Be warned: this video will probably make you feel uncomfortable, even after you've stopped watching it. It might be hard to believe that someone could simulate the experience of a mental disorder in a six-minute online video, but schizophrenia inducing videos aim to do just that.
What is schizophrenia like? Schizophrenia videos answer the question in a direct, and surreal, way: by forcing people to experience what it's like living with the disorder. It causes viewers to become disoriented, anxious, and sometimes even paranoid. Imagine trying to go about your everyday life while a stranger constantly berates you from inside your own skull.
Schizophrenia is a condition to which people are genetically predisposed. Just 1% of people without family history are diagnosed with it; meanwhile, that rate jumps to 13% for those with at least one parent diagnosed with the disease. It's also often misunderstood, and these videos help people understand what it's like for individuals living with the disorder. If nothing else, they'll definitely inspire empathy.
Virtual Reality Gives Doctors Insight Into What Their Patients Are Experiencing
"A Day In The Life Of," the video included above, was created by pharmaceutical manufacturer Janssen. So was a software called Mindscape, and both are designed to give doctors a sense of what their patients with schizophrenia might be going through.
Mindscape is a completely immersive virtual reality experience. Users wear a headset, and are instructed to attend a job interview while they are bombarded with voices berating and distracting them. You experience first-hand what it's like to struggle to focus through the cacophony of voices in their ears in a real-world setting.
Auditory Tracks Can Mimic A Schizophrenic EpisodeVideo: YouTube
As an alternative to virtual reality, you can try audio tracks that mimic the experience of a psychotic episode due to schizophrenia. Play a video like this through your headphones, and then head to the train station, the corner store to buy a paper, or maybe even try to get some work done. Imagine if this was your reality every day, and you couldn't simply take out the earbuds and stop the track. And remember, this is only a small glimpse into one aspect of a complex disorder.
People With Schizophrenia Aren't Fooled By Optical Illusions
In the video, you'll see an empty mask spinning around. Notice that when the mask turns 180 degrees, it most likely looks convex to you, as if it's facing forwards again. That's how most people see it, because their brains naturally unite what they actually see with what they expect to see. Human faces protrude out, so naturally the mask must be protruding out.
However, people with schizophrenia nearly always see the mask as it actually appears: facing in. Researchers theorize this comes from an imbalance in their brains that impacts their ability to process visual cues.
Anderson Cooper Tried A Simulation
In this clip, Anderson Cooper listens to an audio track of voices through ear buds as he tries to perform would-be simple tasks, including answering questions, folding an origami boat, and buying a newspaper.
The voices escalate throughout the experiment, and Cooper admits he has to resist the urge to shout back at the voices.

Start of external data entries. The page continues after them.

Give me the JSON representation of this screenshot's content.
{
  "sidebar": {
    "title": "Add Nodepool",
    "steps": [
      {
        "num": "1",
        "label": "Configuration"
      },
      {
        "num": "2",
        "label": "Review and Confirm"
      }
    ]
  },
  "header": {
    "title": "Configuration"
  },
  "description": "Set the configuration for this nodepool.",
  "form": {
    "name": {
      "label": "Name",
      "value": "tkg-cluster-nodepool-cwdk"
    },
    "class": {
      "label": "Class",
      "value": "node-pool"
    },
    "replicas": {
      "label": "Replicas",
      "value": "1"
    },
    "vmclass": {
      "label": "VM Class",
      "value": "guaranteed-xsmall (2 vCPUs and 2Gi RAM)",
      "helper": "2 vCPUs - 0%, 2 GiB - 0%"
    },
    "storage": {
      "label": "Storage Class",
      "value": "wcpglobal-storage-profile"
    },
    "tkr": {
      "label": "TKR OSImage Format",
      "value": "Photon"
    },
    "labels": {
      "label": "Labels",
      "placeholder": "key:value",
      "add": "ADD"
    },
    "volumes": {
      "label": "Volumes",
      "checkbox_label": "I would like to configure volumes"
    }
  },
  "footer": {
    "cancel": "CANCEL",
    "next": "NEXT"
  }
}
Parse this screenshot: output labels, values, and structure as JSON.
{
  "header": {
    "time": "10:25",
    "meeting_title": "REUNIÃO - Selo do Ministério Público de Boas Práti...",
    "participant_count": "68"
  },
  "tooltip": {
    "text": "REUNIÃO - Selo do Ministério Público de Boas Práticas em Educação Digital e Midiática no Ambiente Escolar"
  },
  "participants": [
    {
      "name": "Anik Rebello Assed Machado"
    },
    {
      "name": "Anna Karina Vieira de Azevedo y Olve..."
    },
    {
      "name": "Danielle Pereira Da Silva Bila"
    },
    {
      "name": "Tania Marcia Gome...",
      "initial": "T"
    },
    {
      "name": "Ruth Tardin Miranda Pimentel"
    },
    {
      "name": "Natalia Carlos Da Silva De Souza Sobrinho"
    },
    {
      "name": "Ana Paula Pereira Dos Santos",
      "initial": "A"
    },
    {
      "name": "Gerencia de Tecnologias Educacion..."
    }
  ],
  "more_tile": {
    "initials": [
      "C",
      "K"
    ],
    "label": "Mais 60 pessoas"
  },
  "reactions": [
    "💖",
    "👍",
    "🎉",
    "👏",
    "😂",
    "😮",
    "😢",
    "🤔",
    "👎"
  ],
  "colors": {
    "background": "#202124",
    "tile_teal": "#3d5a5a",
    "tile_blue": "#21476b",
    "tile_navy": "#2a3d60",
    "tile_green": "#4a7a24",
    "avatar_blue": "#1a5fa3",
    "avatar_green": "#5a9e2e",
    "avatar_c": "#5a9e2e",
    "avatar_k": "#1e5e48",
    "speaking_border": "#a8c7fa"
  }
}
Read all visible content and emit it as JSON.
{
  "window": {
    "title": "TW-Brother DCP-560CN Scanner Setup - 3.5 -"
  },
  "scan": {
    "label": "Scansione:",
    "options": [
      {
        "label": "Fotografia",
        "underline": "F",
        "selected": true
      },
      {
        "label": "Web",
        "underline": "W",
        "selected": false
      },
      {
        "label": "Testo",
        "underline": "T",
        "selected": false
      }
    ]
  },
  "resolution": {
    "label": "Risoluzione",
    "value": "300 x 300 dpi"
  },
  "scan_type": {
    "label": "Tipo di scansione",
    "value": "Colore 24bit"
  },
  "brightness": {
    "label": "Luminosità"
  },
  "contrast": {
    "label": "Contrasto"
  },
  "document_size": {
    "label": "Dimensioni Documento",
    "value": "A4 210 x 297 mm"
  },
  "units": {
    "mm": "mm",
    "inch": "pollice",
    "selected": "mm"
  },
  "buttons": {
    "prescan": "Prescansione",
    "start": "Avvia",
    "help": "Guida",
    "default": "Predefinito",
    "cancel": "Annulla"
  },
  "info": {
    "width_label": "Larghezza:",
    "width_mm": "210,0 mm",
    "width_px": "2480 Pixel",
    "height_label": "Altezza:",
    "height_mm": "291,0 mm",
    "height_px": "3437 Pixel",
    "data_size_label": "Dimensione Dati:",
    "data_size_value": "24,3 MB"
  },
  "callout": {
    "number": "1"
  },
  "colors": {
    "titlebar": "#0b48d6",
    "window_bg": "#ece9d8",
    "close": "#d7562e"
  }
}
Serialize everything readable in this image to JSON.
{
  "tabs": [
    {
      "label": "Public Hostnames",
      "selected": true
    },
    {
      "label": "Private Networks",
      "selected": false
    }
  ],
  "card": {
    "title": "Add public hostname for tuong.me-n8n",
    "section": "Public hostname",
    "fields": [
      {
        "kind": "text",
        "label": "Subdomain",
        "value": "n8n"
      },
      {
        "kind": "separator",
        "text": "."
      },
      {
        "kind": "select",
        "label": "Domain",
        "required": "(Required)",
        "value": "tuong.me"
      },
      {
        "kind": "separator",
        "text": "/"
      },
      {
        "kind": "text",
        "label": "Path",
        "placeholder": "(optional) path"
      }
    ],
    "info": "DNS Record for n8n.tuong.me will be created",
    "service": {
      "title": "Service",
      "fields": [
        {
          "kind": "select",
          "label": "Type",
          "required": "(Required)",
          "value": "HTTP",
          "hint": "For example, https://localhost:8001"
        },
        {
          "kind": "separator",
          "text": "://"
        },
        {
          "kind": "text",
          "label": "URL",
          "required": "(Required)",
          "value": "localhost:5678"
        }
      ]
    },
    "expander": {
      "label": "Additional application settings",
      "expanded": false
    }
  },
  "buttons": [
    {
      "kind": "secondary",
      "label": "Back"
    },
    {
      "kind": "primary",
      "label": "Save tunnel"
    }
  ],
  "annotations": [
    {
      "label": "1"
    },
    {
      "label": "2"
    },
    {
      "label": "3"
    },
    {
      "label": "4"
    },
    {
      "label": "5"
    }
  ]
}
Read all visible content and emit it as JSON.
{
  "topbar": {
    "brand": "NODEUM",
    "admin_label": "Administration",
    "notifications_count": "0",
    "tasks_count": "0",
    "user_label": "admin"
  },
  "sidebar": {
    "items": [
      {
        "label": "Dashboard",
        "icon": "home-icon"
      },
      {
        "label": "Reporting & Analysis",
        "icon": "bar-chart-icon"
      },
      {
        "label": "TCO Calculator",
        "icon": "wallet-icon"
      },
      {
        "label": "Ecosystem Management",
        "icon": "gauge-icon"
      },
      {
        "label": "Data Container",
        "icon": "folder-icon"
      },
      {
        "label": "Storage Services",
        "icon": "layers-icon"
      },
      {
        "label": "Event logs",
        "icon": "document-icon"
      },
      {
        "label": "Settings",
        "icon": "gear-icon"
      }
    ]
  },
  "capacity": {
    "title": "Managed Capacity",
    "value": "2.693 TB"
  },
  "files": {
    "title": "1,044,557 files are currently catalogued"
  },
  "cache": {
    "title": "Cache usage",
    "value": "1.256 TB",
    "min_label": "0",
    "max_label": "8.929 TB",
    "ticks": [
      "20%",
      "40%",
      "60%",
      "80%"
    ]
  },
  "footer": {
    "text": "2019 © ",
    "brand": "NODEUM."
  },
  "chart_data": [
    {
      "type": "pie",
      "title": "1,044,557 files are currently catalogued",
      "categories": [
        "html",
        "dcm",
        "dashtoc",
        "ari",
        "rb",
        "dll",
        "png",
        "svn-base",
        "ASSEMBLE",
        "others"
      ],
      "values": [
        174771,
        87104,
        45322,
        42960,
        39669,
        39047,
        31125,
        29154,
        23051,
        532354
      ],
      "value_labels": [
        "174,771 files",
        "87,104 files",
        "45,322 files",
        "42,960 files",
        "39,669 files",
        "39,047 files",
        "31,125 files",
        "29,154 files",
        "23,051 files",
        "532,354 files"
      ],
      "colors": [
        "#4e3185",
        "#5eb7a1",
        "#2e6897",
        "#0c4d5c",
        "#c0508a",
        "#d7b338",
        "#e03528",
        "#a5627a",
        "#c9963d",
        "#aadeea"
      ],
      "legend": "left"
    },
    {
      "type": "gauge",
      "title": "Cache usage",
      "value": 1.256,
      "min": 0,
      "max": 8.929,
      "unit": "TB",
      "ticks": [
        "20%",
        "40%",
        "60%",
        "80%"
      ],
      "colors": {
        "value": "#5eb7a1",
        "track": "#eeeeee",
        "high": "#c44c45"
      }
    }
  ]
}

The usually composed on-air personality is clearly flustered and frustrated by the experiment, a pretty good indicator of how difficult living with schizophrenia must be.